Count up the lines in the following listing that hold the word "username", then give only that count.

Top of Data records

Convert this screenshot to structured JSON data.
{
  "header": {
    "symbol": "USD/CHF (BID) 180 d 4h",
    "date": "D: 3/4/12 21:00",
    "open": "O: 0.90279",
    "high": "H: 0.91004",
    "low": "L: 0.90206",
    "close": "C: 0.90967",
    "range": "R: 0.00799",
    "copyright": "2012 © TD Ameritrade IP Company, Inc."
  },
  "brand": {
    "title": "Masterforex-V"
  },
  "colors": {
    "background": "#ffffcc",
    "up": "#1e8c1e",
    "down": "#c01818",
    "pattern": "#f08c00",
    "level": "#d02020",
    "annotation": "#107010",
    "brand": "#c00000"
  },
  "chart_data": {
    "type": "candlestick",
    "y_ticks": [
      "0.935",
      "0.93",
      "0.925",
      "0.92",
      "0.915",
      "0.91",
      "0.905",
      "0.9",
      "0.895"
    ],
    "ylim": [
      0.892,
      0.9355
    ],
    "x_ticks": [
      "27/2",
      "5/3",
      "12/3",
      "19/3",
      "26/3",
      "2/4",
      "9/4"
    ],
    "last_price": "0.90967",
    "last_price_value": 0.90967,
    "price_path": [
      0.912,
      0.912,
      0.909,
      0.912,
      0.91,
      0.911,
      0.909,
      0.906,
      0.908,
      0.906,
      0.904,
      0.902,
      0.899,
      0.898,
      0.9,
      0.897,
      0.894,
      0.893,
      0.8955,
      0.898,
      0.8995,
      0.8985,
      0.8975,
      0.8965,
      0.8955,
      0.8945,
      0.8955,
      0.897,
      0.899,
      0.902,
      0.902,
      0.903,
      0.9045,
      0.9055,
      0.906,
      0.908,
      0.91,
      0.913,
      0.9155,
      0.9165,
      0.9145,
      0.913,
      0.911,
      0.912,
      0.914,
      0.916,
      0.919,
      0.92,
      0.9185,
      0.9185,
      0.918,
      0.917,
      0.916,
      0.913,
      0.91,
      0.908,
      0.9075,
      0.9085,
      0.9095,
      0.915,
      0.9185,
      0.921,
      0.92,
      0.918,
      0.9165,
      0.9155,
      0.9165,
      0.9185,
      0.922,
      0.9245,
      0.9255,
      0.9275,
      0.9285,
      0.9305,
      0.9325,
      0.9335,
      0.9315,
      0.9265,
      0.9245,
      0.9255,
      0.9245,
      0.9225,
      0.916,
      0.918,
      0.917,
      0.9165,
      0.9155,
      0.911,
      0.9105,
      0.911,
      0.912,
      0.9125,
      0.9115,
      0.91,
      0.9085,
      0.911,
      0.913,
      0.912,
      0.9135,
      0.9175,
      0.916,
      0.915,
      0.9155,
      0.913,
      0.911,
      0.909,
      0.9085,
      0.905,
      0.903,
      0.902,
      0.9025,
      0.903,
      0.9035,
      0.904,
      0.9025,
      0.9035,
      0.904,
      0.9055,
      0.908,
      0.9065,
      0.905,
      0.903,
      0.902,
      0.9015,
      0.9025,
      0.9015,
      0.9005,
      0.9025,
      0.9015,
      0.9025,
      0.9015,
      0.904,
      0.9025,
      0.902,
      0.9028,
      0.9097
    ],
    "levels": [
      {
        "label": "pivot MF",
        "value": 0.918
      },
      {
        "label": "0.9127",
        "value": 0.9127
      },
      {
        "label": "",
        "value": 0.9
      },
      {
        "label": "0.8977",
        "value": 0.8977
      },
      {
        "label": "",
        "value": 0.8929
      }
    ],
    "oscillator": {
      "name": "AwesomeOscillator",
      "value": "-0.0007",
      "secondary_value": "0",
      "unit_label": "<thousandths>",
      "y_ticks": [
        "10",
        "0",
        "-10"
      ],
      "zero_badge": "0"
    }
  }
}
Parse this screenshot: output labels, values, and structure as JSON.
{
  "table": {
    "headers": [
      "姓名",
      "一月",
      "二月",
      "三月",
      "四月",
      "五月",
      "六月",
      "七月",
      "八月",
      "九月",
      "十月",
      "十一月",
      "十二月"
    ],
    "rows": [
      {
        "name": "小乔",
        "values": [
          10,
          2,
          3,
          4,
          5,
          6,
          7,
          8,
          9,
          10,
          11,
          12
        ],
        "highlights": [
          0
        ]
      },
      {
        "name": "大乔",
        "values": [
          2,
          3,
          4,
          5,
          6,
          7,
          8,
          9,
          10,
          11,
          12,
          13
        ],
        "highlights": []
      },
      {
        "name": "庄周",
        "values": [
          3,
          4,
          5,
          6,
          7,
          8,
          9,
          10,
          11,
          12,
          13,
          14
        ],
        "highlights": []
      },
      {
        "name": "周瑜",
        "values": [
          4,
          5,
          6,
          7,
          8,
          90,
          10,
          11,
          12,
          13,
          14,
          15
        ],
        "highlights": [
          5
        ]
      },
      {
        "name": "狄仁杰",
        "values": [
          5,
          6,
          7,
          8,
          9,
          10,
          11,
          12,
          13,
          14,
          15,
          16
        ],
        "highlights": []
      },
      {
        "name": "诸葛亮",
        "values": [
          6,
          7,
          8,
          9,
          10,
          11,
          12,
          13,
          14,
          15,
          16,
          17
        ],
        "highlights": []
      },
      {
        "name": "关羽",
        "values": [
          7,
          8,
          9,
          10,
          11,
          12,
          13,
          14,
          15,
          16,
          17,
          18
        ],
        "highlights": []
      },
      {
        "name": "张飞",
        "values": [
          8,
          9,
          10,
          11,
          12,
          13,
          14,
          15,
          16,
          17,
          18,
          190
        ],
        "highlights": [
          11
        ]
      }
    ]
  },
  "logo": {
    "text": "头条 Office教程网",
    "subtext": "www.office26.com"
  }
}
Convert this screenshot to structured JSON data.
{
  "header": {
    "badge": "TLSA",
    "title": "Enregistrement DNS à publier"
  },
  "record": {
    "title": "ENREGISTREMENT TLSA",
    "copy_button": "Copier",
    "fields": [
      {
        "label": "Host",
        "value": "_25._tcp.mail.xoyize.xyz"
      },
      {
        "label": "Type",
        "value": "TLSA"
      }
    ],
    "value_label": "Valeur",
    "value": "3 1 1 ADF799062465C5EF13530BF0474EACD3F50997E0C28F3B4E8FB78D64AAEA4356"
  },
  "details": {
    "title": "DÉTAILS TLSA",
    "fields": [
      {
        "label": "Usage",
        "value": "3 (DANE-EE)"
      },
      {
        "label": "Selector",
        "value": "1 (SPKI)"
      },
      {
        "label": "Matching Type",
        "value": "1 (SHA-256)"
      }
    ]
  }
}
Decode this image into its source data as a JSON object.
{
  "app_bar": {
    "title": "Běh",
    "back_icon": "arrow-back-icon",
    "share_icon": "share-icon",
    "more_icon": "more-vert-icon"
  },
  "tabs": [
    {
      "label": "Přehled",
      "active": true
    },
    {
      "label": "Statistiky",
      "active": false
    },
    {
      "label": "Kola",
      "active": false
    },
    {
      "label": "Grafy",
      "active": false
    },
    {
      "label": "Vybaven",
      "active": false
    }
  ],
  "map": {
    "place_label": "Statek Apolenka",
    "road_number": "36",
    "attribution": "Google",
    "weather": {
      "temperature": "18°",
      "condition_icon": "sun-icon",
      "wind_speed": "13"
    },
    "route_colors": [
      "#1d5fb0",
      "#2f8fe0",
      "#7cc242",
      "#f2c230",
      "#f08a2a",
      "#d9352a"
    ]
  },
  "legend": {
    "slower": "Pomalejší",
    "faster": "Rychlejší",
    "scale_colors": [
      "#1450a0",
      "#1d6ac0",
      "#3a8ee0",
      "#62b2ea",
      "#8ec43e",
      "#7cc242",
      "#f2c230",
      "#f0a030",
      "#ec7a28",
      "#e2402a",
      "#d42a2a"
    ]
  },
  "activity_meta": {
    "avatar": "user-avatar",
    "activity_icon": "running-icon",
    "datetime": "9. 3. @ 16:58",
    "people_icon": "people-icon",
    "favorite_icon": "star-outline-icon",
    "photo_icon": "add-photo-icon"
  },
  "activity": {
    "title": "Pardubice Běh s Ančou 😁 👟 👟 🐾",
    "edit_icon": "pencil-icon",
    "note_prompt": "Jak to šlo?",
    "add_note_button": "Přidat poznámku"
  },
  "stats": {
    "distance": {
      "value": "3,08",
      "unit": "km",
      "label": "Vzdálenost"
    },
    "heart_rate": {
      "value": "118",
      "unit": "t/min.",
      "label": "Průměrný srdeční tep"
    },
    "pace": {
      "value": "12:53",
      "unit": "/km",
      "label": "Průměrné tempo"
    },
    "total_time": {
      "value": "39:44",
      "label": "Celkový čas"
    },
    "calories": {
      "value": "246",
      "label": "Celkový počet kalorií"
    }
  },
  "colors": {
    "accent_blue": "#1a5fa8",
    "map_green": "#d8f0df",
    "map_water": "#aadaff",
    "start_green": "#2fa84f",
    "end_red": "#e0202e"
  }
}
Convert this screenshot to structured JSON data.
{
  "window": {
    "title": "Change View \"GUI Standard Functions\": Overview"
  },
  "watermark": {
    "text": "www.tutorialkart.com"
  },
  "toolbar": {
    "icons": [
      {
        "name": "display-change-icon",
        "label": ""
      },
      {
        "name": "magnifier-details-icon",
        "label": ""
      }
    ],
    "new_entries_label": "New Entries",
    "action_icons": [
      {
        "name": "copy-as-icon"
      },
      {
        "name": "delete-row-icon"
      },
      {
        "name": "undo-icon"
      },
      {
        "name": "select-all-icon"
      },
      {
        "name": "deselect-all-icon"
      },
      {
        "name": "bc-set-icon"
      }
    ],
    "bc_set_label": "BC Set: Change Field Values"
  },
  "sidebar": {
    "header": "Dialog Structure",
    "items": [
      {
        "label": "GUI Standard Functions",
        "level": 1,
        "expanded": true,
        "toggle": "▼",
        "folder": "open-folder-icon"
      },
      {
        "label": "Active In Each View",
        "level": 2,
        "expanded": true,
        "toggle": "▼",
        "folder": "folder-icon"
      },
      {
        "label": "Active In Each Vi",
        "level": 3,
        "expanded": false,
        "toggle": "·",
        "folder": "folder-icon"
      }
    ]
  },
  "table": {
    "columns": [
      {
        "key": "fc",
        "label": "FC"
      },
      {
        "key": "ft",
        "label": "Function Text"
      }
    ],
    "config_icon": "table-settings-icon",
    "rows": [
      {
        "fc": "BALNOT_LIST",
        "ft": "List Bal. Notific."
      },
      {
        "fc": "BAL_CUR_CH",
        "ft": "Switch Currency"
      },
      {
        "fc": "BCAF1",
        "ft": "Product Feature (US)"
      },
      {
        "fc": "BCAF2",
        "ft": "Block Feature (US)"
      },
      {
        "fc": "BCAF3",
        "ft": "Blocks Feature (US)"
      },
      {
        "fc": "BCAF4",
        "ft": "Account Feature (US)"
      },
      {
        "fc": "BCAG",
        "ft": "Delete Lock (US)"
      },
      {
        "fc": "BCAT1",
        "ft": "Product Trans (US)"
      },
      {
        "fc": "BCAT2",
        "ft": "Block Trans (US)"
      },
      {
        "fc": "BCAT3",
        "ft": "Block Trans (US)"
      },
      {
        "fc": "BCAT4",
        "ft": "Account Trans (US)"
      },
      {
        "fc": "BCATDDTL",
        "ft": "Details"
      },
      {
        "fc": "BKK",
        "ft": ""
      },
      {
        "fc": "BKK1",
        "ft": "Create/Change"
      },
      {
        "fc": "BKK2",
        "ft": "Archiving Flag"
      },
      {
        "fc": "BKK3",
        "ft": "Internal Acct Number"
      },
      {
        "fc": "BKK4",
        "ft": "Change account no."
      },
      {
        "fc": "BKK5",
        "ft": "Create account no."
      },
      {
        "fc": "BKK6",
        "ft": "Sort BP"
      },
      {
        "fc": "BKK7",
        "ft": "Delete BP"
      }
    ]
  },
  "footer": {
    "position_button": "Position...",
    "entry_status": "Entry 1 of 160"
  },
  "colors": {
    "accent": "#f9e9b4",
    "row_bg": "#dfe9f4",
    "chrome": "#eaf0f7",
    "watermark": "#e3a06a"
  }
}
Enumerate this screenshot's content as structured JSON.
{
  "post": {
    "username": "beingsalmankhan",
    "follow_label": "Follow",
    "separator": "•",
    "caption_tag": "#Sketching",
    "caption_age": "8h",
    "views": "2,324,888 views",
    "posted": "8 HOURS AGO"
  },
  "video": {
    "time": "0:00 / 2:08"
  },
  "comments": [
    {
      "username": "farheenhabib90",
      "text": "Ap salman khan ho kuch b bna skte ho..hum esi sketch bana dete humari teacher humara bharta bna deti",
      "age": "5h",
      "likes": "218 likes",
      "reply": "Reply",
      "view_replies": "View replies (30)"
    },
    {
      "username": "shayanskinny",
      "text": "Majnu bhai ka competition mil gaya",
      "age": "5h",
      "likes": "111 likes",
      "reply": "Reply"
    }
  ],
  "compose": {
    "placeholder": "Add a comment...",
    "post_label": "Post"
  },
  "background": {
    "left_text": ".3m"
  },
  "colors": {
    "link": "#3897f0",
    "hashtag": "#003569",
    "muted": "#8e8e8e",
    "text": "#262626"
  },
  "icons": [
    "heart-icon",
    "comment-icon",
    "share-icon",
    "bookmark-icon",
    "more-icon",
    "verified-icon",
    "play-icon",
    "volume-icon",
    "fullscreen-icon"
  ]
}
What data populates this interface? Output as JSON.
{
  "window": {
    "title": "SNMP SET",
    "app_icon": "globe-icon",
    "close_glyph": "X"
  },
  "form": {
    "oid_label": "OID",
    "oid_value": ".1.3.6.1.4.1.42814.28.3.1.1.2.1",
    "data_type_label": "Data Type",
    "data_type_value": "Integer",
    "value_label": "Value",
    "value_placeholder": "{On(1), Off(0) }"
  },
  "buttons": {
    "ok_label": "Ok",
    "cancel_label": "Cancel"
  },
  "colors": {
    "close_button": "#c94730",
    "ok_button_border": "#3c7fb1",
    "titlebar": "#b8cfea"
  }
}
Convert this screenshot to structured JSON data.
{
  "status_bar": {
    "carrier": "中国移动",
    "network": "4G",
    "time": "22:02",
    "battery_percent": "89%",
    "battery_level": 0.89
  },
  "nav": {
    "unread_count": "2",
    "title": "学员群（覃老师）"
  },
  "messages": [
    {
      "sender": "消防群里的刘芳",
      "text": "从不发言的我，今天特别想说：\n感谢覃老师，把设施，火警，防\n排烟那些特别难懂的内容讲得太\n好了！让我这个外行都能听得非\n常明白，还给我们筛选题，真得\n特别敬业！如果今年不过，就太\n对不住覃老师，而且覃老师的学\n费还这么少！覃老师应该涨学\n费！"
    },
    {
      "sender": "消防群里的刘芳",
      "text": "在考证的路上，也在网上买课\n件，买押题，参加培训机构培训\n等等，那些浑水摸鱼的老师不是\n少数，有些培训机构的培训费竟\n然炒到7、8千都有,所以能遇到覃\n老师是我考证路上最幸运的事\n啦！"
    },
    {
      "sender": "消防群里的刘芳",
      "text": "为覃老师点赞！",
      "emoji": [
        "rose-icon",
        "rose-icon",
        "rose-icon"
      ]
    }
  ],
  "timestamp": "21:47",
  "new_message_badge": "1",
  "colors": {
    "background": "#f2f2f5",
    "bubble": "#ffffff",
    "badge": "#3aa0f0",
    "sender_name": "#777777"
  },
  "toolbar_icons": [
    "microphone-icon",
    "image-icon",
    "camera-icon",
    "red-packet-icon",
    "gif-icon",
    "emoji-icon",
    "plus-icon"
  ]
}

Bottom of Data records

§ **Task solution**: 3